“Over half stated that basic compliance was the priority while 30% said competence should come first. Conversely, when asked whether it was more important for companies to bring their workforce to a place of compliance or to develop competence to do the job, respondents tended to swing towards competency being the priority. This underlined the tension around the relationship between compliance and competence which should be the subject of further industry debate.”
Around 44% of companies did not think that compliance and competence systems were integrated and, where they were, this could be regarded as partial or inefficient. There was a growing recognition that they need to be integrated but uncertainty as to how this could be achieved.
As an industry it is clear that we are compliant but there are questions over competence, said Doig, who also noted concerns about an evidence of a gap between what senior management think is happening and the reality operationally. We have to close that gap.
“It is unacceptable that the industry is unable to tell if its workforce is competent until that competency is tested by an incident,” the OPITO boss concluded. “There is a lot of work to be done in terms of proving the success of training and making sure we don’t assume because a worker has been trained he is competent to do the job. The drivers for competence are still related to business performance rather than safety performance.
“Interestingly, many felt that the ownership of competency had to move further down the organisation with workers at the coal-face being delegated with more responsibility around assuring and measuring competence among workers.
“OPITO will be digesting this research with industry and looking at the potential for developing and rolling out a pan-industry approach to measuring competency. Adoption of common global standards would help but we may have to go further.”
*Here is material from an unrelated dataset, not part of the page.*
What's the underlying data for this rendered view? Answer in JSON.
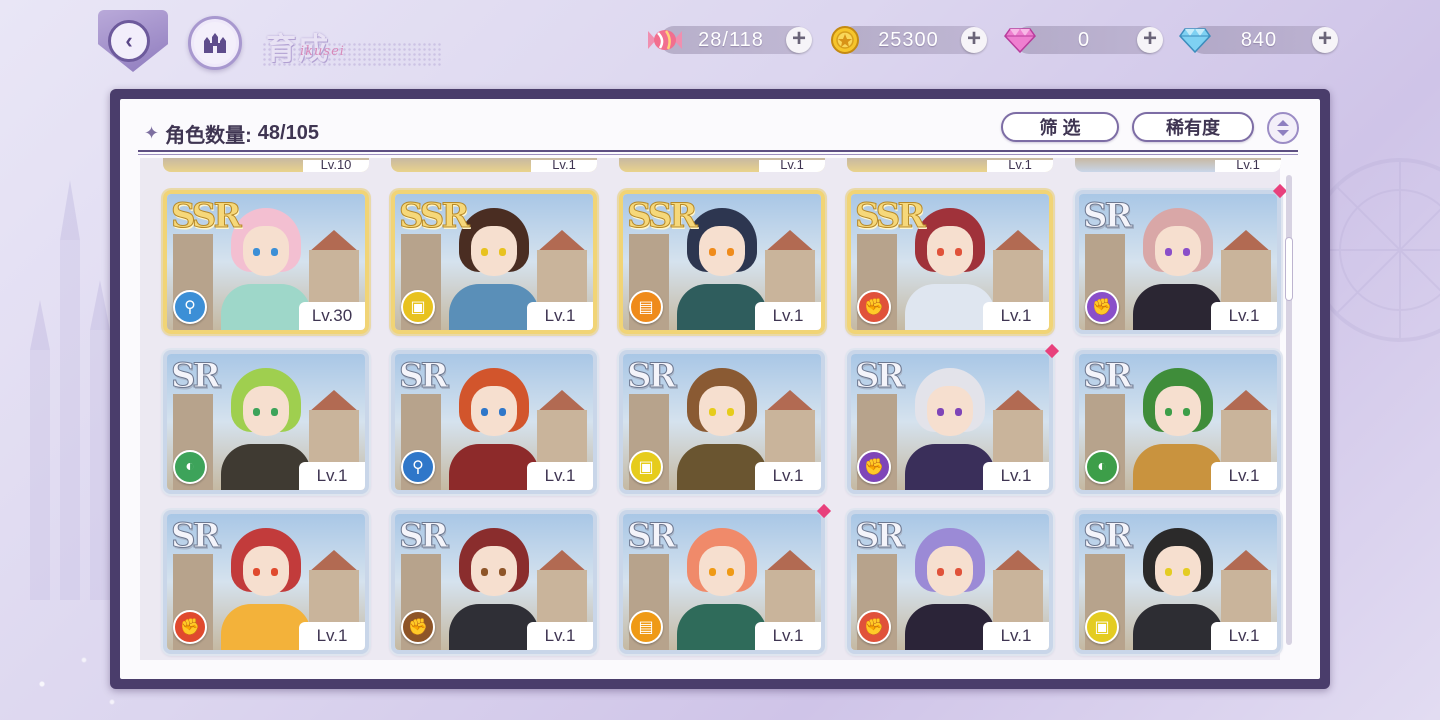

Our client is one of the leading third party providers to the European wind industry. Work includes installations of MW scale turbines, blade inspections and repairs, EOW inspections, statutory inspections and general Operations and Maintenance support. Due to an increasing workload and securing a number of high profile contracts there is an immediate requirement for ambitious and committed wind turbine technicians, with a variety of flexible contracts and locations on offer.
A principal piping engineer is required to deliver all discipline activities to cost, schedule and quality criteria. Manage discipline team. Assist with discipline objectives and budget across Business Unit….
This position offers opportunities to gain experience preparing and implementing scopes of work and maintaining budgets for a wide variety of environmental and water resource projects, drilling with various types of drill rigs, collecting soil and groundwater samples and comparing laboratory analytical results to state and federal regulatory levels for contaminants, and preparing reports to clients and regulatory agencies describing site characteristics and soil and groundwater conditions.